However, now perhaps it is time for us and our parliamentarians to focus on domestic affairs again. There are still enormous issues which need to be dealt with- after six months in office, the parliament has not been successful in working together to draft or pass legislation. There is an almost unprecedented divide between the government and opposition due to the continuous arrests of opposition members. Yesterday’s session amplified the growing resentment between the two sides.

This time, it was Pakistan People’s Party (PPP) that expressed the strongest reservations against the government due to the arrest of Sindh Assembly Speaker Agha Siraj Durrani. PPP leader Khurshid Shah, speaking on the floor of the Parliament, termed the arrest “a step backwards for democracy” and said that jails of the country “are made to punish politicians” implying that the arrest was politically motivated. Pakistan Muslim League-Nawaz (PML-N) also expressed similar disapproval, having seen the arrest, and then recent release, of Opposition Leader Shahbaz Sharif. Durrani was arrested from Islamabad on Wednesday and is accused of illegal appointments and accumulating assets beyond known sources of income by NAB.

There were several pressing issues that should have been discussed in yesterday’s parliament session- the Finance Minister Asad Umar and Prime Minister Imran Khan dropped by, making it a good opportunity for the Opposition to probe them on the proposed economic relief packages and to push them to further elaborate the plan for constituting the parliamentary committee on finance. Unfortunately, it appears that the Opposition was more intent on delivering its grievances on the new arrests on the corner, rather than reviewing the government’s economic proposals.

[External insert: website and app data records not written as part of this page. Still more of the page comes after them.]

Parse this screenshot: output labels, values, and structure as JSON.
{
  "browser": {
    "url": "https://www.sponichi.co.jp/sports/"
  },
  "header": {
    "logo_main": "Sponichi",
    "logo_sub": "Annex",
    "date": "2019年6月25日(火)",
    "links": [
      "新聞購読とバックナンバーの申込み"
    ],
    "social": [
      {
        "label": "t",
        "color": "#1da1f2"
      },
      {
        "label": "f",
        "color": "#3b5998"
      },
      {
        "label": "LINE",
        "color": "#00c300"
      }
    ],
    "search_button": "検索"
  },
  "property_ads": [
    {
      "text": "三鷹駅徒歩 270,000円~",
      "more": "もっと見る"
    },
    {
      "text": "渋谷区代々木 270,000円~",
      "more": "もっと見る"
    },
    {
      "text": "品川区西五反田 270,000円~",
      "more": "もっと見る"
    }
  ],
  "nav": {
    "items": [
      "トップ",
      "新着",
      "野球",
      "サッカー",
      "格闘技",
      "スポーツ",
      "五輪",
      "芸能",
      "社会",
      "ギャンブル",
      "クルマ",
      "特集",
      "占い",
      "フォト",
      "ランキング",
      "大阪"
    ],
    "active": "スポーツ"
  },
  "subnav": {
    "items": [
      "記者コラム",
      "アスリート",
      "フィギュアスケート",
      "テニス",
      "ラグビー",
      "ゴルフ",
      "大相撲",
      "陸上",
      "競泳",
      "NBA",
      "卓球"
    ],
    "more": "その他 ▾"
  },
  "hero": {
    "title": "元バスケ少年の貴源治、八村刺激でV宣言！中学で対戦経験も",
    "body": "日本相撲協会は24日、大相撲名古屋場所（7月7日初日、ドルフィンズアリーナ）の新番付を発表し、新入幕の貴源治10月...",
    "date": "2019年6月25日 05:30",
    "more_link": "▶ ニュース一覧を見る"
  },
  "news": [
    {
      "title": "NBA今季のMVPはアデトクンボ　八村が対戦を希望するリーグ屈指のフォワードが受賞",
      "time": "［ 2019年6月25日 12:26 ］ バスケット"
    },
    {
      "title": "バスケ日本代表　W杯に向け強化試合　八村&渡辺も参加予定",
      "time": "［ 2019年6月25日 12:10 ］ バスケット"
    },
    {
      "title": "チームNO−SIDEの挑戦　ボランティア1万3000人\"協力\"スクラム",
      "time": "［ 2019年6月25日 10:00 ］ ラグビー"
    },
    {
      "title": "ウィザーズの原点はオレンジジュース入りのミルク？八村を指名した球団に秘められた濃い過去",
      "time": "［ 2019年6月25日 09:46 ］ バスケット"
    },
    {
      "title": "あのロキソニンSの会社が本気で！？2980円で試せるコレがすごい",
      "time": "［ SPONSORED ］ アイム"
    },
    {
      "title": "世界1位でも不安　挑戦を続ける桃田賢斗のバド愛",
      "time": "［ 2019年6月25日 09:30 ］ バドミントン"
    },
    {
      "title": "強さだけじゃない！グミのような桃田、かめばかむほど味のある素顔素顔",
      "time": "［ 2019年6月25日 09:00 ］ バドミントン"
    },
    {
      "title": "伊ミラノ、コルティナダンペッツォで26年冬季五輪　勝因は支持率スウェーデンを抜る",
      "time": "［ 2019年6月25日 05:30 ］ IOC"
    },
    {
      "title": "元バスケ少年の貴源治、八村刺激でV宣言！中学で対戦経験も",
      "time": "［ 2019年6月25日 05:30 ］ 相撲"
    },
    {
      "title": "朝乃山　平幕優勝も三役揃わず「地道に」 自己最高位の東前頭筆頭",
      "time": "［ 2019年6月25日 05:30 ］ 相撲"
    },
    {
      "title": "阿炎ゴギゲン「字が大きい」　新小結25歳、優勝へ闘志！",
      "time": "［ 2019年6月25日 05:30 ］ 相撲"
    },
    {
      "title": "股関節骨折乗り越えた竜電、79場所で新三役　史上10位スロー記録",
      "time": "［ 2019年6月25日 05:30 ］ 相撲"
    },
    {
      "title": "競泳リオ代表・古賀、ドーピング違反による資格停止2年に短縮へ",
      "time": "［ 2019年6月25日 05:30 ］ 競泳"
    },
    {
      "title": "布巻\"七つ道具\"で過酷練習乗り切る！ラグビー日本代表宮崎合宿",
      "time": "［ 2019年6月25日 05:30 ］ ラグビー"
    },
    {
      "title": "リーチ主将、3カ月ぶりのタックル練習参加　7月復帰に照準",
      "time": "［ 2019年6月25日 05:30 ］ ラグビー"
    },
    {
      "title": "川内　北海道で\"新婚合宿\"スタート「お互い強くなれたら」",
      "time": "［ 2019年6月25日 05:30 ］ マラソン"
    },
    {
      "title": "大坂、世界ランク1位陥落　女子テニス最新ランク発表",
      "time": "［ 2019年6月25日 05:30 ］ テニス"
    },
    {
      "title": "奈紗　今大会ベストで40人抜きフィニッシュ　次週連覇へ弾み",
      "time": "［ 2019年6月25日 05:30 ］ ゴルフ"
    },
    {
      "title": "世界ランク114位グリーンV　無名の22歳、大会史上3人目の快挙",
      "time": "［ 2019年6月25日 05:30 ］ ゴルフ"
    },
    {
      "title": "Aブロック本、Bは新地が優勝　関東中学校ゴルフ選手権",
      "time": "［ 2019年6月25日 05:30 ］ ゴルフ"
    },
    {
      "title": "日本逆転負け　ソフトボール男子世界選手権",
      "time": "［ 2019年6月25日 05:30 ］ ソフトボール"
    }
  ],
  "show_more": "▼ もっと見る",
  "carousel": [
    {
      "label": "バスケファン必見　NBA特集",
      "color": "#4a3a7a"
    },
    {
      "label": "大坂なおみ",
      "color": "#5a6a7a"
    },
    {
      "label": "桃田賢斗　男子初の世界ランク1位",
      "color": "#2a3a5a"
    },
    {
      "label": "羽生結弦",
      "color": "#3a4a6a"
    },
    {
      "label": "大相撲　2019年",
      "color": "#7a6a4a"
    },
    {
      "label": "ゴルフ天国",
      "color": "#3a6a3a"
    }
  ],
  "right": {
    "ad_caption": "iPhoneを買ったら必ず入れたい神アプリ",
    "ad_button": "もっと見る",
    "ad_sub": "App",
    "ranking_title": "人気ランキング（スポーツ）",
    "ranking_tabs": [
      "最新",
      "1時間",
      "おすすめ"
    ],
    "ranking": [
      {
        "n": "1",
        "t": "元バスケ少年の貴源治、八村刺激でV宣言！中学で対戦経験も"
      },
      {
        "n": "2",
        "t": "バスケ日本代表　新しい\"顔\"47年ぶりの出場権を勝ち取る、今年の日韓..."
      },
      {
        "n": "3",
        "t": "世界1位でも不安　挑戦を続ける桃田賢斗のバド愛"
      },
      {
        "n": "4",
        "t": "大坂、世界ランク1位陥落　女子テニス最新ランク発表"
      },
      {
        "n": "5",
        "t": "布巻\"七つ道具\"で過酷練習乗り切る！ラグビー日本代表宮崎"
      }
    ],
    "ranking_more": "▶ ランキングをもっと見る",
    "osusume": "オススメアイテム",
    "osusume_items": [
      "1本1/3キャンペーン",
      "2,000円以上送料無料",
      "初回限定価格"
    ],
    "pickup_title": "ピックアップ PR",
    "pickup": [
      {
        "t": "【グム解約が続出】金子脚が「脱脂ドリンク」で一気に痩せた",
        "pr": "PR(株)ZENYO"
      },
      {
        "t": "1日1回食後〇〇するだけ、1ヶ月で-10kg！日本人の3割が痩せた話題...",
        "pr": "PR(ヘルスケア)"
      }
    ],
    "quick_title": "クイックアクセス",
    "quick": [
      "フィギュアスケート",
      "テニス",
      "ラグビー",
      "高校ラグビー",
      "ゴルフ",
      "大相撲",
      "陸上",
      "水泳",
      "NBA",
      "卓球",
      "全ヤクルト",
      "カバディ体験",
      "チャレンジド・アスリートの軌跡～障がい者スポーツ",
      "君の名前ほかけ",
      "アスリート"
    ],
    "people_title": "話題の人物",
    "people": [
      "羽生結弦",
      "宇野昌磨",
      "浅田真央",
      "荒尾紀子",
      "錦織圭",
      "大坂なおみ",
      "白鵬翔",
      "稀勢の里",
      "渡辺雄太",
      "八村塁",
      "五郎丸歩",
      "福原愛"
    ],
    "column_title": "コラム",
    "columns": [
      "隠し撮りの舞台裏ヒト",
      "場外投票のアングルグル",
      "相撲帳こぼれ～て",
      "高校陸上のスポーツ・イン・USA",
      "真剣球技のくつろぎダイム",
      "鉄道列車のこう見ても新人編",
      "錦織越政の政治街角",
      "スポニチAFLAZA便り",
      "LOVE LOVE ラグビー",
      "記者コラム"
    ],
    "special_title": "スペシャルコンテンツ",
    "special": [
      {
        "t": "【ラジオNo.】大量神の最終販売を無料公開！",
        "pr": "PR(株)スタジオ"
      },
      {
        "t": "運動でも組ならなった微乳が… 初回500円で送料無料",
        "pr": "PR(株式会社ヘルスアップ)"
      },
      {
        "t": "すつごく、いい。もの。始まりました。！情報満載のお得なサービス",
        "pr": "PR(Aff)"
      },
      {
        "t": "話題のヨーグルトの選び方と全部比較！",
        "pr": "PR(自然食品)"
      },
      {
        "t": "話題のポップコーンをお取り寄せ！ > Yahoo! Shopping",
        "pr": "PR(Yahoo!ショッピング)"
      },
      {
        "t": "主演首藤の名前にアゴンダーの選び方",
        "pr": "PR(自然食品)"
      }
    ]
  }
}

It is unfortunate that this lacklustre ethic in the parliament is still continuing. The government needs to stand with the opposition to end political arrests before convictions, and the opposition needs to fulfill its duty of oversight.